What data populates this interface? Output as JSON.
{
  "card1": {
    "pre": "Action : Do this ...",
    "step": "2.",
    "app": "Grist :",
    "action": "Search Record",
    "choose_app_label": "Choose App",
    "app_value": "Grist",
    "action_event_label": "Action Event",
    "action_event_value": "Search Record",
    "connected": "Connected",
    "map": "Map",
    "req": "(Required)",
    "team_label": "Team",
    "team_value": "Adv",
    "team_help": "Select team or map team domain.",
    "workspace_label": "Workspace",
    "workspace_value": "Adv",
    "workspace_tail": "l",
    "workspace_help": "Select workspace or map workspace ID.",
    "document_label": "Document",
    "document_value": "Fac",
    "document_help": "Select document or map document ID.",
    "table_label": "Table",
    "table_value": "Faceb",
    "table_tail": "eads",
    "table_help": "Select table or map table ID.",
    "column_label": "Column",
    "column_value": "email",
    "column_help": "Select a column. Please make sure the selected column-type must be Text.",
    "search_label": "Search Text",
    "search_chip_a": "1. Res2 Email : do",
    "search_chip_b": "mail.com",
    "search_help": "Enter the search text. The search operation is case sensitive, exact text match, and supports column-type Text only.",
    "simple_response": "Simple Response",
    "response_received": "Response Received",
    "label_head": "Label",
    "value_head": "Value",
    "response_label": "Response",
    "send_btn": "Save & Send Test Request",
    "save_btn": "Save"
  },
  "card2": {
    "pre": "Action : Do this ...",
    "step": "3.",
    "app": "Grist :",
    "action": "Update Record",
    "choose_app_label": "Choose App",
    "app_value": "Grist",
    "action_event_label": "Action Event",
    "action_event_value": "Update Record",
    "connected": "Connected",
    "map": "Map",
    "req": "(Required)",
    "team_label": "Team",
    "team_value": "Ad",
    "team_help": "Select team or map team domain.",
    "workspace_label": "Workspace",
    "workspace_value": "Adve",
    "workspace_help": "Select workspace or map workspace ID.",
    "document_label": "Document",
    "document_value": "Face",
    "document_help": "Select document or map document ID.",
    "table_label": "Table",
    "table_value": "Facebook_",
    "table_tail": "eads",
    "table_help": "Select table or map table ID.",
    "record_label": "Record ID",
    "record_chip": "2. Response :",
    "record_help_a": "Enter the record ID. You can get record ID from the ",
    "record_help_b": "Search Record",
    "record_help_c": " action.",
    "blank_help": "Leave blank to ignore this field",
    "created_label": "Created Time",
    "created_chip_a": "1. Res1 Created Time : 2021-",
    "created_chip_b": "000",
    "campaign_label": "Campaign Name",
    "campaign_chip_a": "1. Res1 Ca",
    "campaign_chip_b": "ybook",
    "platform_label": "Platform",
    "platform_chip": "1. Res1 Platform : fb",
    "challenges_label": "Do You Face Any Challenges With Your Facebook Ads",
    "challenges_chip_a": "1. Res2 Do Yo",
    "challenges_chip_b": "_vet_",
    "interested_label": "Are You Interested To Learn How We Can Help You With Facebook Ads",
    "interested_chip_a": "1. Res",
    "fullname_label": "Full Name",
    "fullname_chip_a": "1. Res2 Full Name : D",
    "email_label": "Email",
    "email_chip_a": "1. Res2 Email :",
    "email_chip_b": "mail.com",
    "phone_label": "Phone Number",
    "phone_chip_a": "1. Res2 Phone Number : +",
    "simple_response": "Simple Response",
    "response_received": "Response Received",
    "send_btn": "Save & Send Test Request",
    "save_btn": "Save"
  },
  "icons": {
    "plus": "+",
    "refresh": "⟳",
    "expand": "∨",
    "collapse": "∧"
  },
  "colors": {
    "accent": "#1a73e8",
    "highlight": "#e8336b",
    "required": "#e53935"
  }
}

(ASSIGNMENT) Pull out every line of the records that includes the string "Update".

(SOLVED EXERCISE)
    "action": "Update Record",
    "action_event_value": "Update Record",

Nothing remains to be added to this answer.